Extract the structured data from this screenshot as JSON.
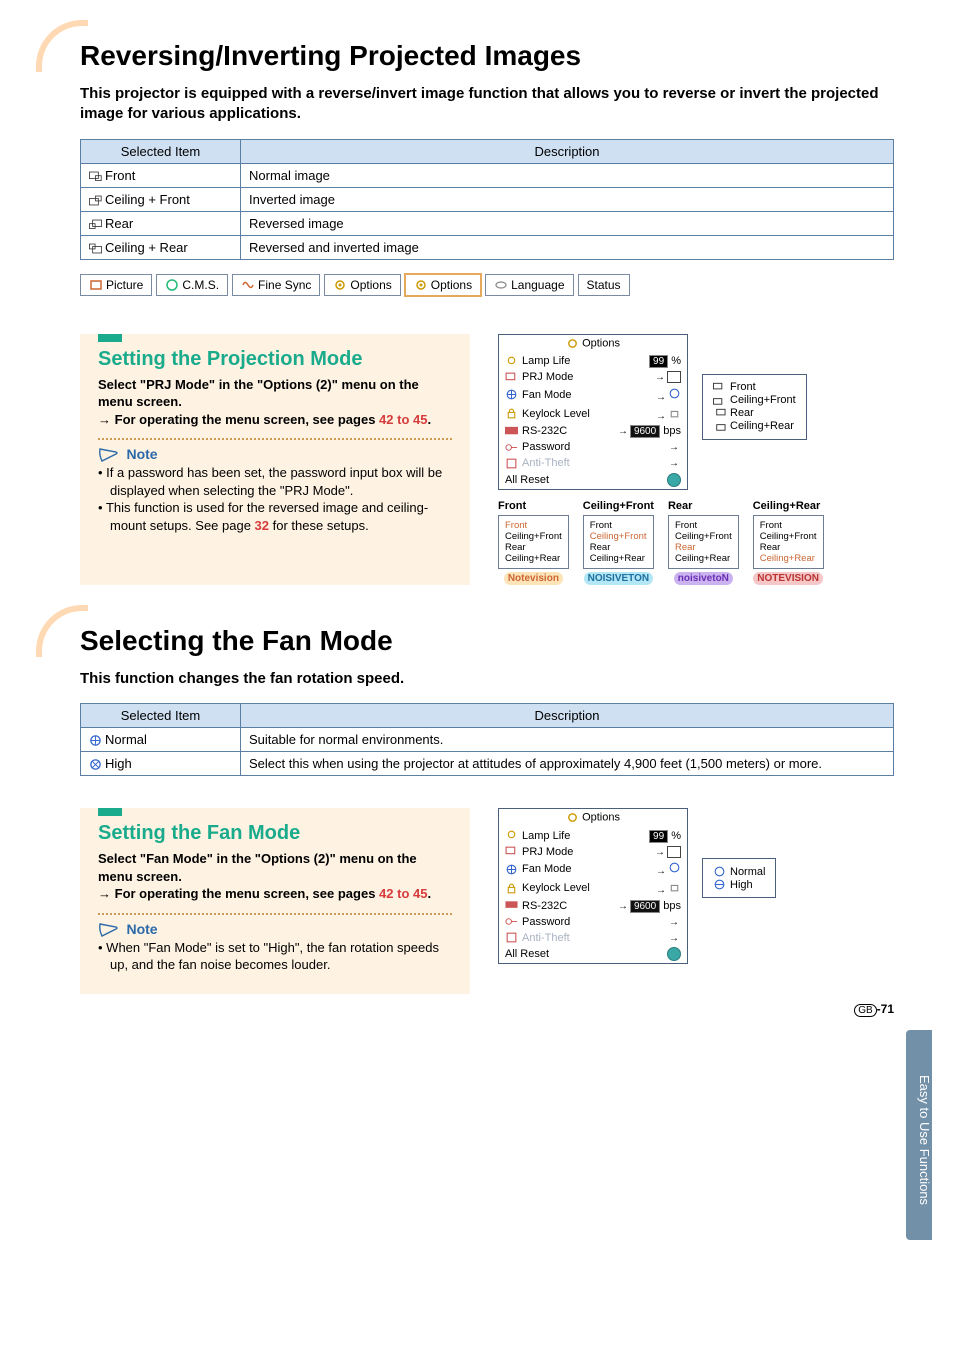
{
  "section1": {
    "title": "Reversing/Inverting Projected Images",
    "intro": "This projector is equipped with a reverse/invert image function that allows you to reverse or invert the projected image for various applications.",
    "table": {
      "col1": "Selected Item",
      "col2": "Description",
      "rows": [
        {
          "item": "Front",
          "desc": "Normal image"
        },
        {
          "item": "Ceiling + Front",
          "desc": "Inverted image"
        },
        {
          "item": "Rear",
          "desc": "Reversed image"
        },
        {
          "item": "Ceiling + Rear",
          "desc": "Reversed and inverted image"
        }
      ]
    }
  },
  "tabs": [
    "Picture",
    "C.M.S.",
    "Fine Sync",
    "Options",
    "Options",
    "Language",
    "Status"
  ],
  "sub1": {
    "heading": "Setting the Projection Mode",
    "p1": "Select \"PRJ Mode\" in the \"Options (2)\" menu on the menu screen.",
    "p2": "For operating the menu screen, see pages ",
    "page_ref": "42 to 45",
    "note_label": "Note",
    "note1": "If a password has been set, the password input box will be displayed when selecting the \"PRJ Mode\".",
    "note2a": "This function is used for the reversed image and ceiling-mount setups. See page ",
    "note2_ref": "32",
    "note2b": " for these setups."
  },
  "osd1": {
    "title": "Options",
    "rows": [
      {
        "label": "Lamp Life",
        "value": "99",
        "suffix": "%"
      },
      {
        "label": "PRJ Mode",
        "arrow": true,
        "icon": "prj"
      },
      {
        "label": "Fan Mode",
        "arrow": true,
        "icon": "fan"
      },
      {
        "label": "Keylock Level",
        "arrow": true,
        "icon": "lock"
      },
      {
        "label": "RS-232C",
        "arrow": true,
        "value": "9600",
        "suffix": "bps"
      },
      {
        "label": "Password",
        "arrow": true
      },
      {
        "label": "Anti-Theft",
        "arrow": true,
        "dim": true
      },
      {
        "label": "All Reset",
        "btn": true
      }
    ],
    "popup": [
      "Front",
      "Ceiling+Front",
      "Rear",
      "Ceiling+Rear"
    ]
  },
  "thumbs": {
    "titles": [
      "Front",
      "Ceiling+Front",
      "Rear",
      "Ceiling+Rear"
    ],
    "opts": [
      "Front",
      "Ceiling+Front",
      "Rear",
      "Ceiling+Rear"
    ],
    "logos": [
      "Notevision",
      "NOISIVETON",
      "noisivetoN",
      "NOTEVISION"
    ]
  },
  "section2": {
    "title": "Selecting the Fan Mode",
    "intro": "This function changes the fan rotation speed.",
    "table": {
      "col1": "Selected Item",
      "col2": "Description",
      "rows": [
        {
          "item": "Normal",
          "desc": "Suitable for normal environments."
        },
        {
          "item": "High",
          "desc": "Select this when using the projector at attitudes of approximately 4,900 feet (1,500 meters) or more."
        }
      ]
    }
  },
  "sub2": {
    "heading": "Setting the Fan Mode",
    "p1": "Select \"Fan Mode\" in the \"Options (2)\" menu on the menu screen.",
    "p2": "For operating the menu screen, see pages ",
    "page_ref": "42 to 45",
    "note_label": "Note",
    "note1": "When \"Fan Mode\" is set to \"High\", the fan rotation speeds up, and the fan noise becomes louder."
  },
  "osd2": {
    "popup": [
      "Normal",
      "High"
    ]
  },
  "side_tab": "Easy to Use Functions",
  "page_number": "-71",
  "page_prefix": "GB"
}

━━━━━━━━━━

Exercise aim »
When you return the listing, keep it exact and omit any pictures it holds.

Expected output »
Extract the structured data from this screenshot as JSON.
{
  "section1": {
    "title": "Reversing/Inverting Projected Images",
    "intro": "This projector is equipped with a reverse/invert image function that allows you to reverse or invert the projected image for various applications.",
    "table": {
      "col1": "Selected Item",
      "col2": "Description",
      "rows": [
        {
          "item": "Front",
          "desc": "Normal image"
        },
        {
          "item": "Ceiling + Front",
          "desc": "Inverted image"
        },
        {
          "item": "Rear",
          "desc": "Reversed image"
        },
        {
          "item": "Ceiling + Rear",
          "desc": "Reversed and inverted image"
        }
      ]
    }
  },
  "tabs": [
    "Picture",
    "C.M.S.",
    "Fine Sync",
    "Options",
    "Options",
    "Language",
    "Status"
  ],
  "sub1": {
    "heading": "Setting the Projection Mode",
    "p1": "Select \"PRJ Mode\" in the \"Options (2)\" menu on the menu screen.",
    "p2": "For operating the menu screen, see pages ",
    "page_ref": "42 to 45",
    "note_label": "Note",
    "note1": "If a password has been set, the password input box will be displayed when selecting the \"PRJ Mode\".",
    "note2a": "This function is used for the reversed image and ceiling-mount setups. See page ",
    "note2_ref": "32",
    "note2b": " for these setups."
  },
  "osd1": {
    "title": "Options",
    "rows": [
      {
        "label": "Lamp Life",
        "value": "99",
        "suffix": "%"
      },
      {
        "label": "PRJ Mode",
        "arrow": true,
        "icon": "prj"
      },
      {
        "label": "Fan Mode",
        "arrow": true,
        "icon": "fan"
      },
      {
        "label": "Keylock Level",
        "arrow": true,
        "icon": "lock"
      },
      {
        "label": "RS-232C",
        "arrow": true,
        "value": "9600",
        "suffix": "bps"
      },
      {
        "label": "Password",
        "arrow": true
      },
      {
        "label": "Anti-Theft",
        "arrow": true,
        "dim": true
      },
      {
        "label": "All Reset",
        "btn": true
      }
    ],
    "popup": [
      "Front",
      "Ceiling+Front",
      "Rear",
      "Ceiling+Rear"
    ]
  },
  "thumbs": {
    "titles": [
      "Front",
      "Ceiling+Front",
      "Rear",
      "Ceiling+Rear"
    ],
    "opts": [
      "Front",
      "Ceiling+Front",
      "Rear",
      "Ceiling+Rear"
    ],
    "logos": [
      "Notevision",
      "NOISIVETON",
      "noisivetoN",
      "NOTEVISION"
    ]
  },
  "section2": {
    "title": "Selecting the Fan Mode",
    "intro": "This function changes the fan rotation speed.",
    "table": {
      "col1": "Selected Item",
      "col2": "Description",
      "rows": [
        {
          "item": "Normal",
          "desc": "Suitable for normal environments."
        },
        {
          "item": "High",
          "desc": "Select this when using the projector at attitudes of approximately 4,900 feet (1,500 meters) or more."
        }
      ]
    }
  },
  "sub2": {
    "heading": "Setting the Fan Mode",
    "p1": "Select \"Fan Mode\" in the \"Options (2)\" menu on the menu screen.",
    "p2": "For operating the menu screen, see pages ",
    "page_ref": "42 to 45",
    "note_label": "Note",
    "note1": "When \"Fan Mode\" is set to \"High\", the fan rotation speeds up, and the fan noise becomes louder."
  },
  "osd2": {
    "popup": [
      "Normal",
      "High"
    ]
  },
  "side_tab": "Easy to Use Functions",
  "page_number": "-71",
  "page_prefix": "GB"
}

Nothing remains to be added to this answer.